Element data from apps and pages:

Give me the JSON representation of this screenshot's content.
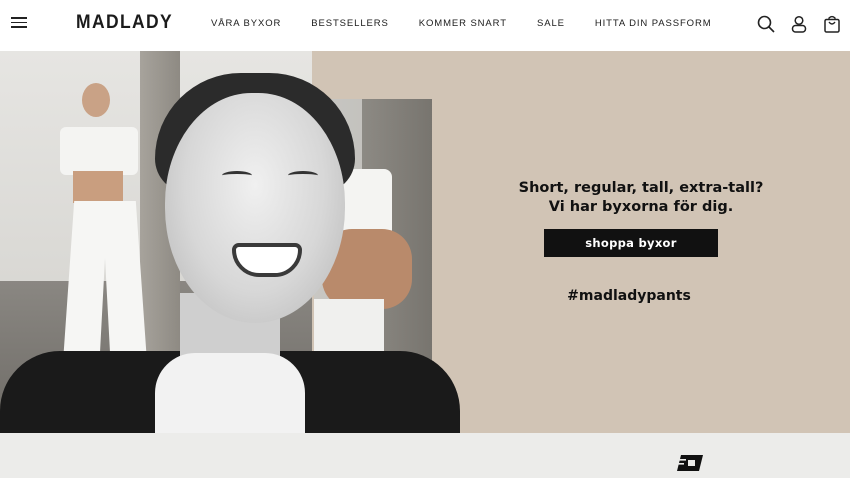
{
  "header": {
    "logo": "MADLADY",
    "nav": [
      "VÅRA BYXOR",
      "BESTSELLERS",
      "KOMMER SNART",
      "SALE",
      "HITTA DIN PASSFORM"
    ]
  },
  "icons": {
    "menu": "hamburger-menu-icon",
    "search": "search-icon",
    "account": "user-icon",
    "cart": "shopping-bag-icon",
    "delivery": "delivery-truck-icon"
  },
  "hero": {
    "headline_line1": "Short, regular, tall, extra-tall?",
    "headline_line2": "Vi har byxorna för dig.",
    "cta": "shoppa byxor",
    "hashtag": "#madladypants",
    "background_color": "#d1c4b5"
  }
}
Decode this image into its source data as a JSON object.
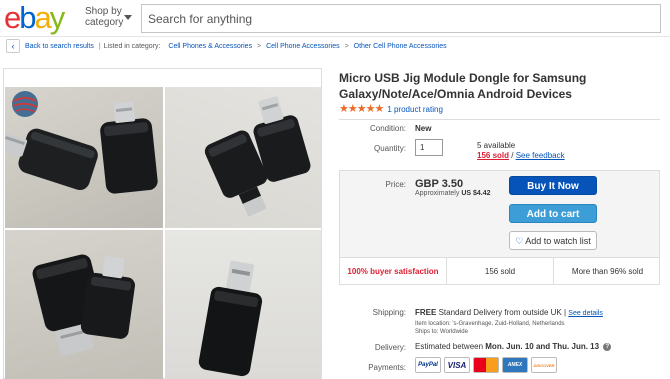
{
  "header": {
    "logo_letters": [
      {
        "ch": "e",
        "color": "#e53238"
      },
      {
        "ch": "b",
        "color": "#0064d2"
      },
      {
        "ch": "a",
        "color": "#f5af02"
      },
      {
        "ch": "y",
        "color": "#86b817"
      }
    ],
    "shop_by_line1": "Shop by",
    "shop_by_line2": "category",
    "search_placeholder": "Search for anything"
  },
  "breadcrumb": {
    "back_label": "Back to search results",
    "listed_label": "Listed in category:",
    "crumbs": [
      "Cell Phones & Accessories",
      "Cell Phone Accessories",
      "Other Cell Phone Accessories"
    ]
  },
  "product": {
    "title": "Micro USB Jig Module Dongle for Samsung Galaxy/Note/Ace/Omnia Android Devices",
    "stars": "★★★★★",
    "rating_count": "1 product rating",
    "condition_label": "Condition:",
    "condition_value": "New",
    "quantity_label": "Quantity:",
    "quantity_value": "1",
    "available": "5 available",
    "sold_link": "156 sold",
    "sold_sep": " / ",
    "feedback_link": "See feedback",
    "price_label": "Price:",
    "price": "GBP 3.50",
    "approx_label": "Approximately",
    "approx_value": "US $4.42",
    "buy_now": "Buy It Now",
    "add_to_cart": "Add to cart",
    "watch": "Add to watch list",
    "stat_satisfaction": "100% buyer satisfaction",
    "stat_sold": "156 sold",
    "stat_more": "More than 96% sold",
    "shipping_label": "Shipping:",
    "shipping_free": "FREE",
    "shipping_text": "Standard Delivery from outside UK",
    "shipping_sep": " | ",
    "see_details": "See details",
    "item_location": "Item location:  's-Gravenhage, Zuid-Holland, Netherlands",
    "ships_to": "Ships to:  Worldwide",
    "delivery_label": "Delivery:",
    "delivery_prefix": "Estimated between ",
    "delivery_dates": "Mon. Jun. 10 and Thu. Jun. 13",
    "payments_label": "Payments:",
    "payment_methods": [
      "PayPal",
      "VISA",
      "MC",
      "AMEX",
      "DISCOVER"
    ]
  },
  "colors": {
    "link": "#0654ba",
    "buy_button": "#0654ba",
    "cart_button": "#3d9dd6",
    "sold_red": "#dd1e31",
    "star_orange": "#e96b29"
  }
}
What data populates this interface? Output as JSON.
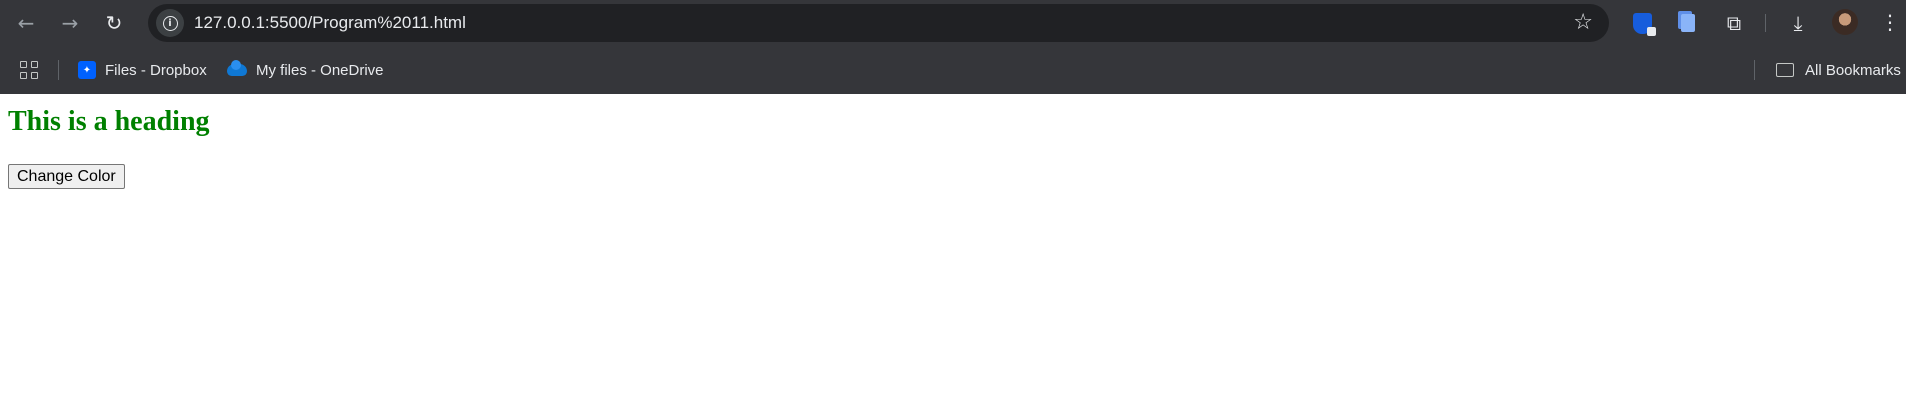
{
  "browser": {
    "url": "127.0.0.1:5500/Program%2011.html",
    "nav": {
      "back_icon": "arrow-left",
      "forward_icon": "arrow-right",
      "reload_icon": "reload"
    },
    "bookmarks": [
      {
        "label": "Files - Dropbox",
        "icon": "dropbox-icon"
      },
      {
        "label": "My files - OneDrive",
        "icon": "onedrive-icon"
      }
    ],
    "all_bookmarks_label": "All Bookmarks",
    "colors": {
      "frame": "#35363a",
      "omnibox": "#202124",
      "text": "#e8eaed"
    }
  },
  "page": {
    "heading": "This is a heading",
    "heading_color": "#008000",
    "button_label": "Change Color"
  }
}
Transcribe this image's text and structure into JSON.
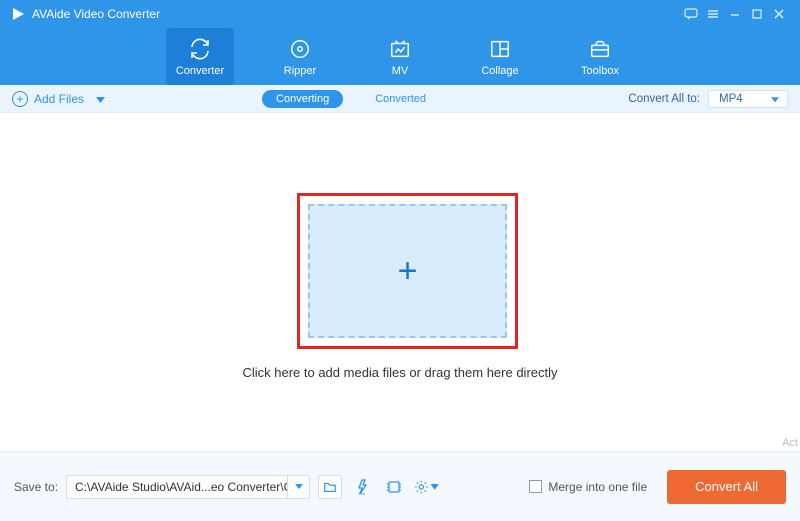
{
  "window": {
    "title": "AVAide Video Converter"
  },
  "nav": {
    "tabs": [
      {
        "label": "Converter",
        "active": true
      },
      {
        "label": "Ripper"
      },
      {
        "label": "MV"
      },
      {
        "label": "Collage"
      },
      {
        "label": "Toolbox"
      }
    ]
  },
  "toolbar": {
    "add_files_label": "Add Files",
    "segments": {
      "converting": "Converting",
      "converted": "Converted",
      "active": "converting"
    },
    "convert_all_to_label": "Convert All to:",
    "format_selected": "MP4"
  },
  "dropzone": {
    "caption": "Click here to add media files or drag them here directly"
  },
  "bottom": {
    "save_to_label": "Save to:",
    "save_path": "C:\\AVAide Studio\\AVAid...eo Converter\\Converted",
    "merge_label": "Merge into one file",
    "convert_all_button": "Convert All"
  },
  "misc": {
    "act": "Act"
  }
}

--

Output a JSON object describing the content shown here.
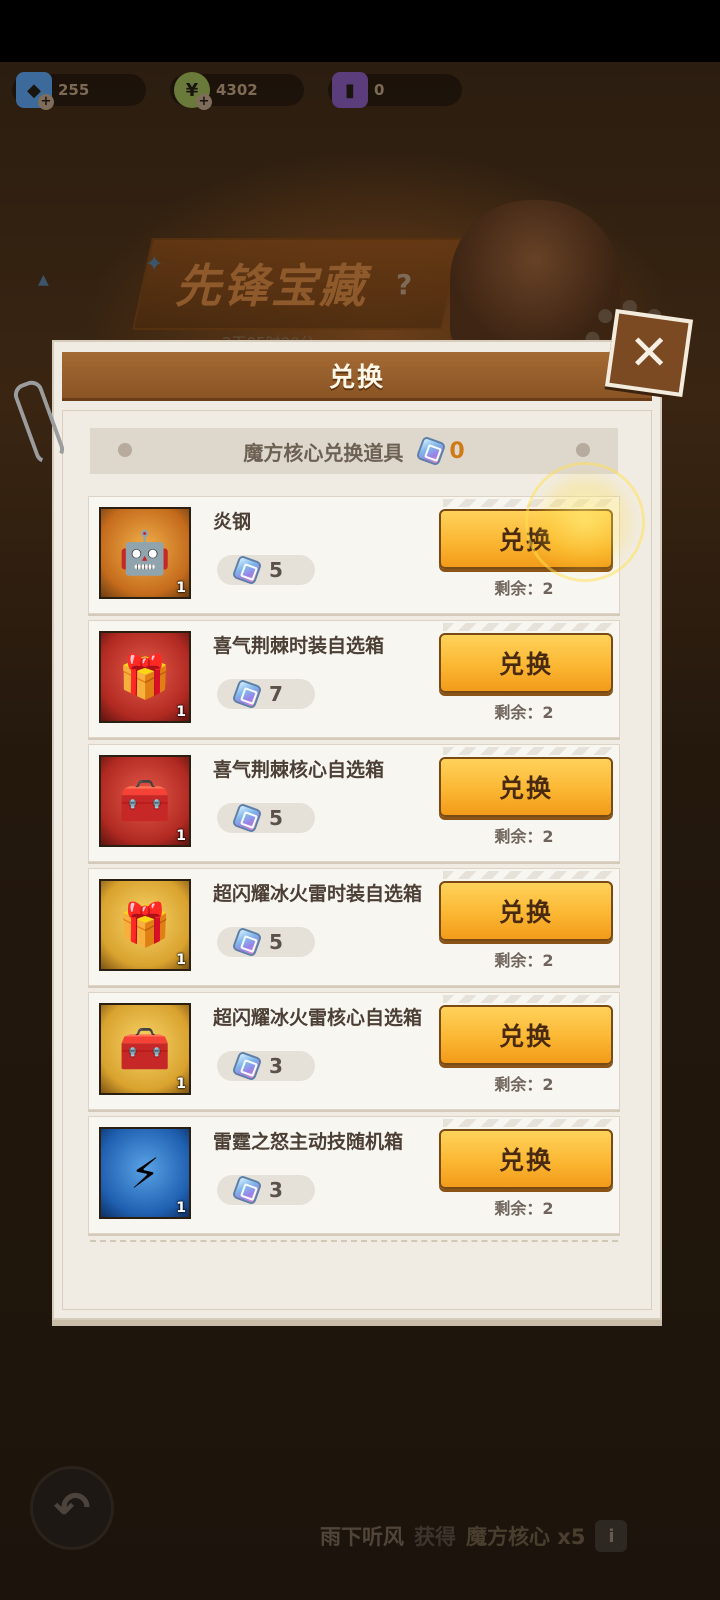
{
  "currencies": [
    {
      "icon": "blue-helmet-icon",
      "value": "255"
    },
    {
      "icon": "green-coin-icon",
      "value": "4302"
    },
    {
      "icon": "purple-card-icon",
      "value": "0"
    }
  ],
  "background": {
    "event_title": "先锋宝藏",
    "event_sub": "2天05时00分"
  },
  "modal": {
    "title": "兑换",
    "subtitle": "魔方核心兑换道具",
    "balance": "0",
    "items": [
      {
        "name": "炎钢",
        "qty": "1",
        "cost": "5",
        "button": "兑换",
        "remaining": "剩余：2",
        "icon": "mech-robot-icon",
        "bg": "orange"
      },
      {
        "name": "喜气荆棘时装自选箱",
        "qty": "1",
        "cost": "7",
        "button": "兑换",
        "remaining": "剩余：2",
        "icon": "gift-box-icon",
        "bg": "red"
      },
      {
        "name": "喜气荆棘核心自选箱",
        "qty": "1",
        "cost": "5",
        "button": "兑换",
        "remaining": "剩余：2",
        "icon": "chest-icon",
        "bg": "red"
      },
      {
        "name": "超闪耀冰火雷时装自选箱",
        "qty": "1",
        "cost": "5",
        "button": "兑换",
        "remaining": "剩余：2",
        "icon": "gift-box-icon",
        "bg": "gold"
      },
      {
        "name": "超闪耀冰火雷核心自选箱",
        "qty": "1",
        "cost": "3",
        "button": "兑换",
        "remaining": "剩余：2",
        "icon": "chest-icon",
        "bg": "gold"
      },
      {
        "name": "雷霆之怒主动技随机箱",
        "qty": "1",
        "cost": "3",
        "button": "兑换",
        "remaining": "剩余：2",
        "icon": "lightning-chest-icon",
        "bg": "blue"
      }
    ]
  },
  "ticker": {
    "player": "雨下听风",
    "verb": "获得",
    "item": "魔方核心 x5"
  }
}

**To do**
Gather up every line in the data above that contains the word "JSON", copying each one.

**Exercise answer**
Give me the JSON representation of this screenshot's content.
Decode this image into its source data as a JSON object.
What data populates this interface? Output as JSON.
Transcribe this image's text and structure into JSON.
Output a JSON object describing the content shown here.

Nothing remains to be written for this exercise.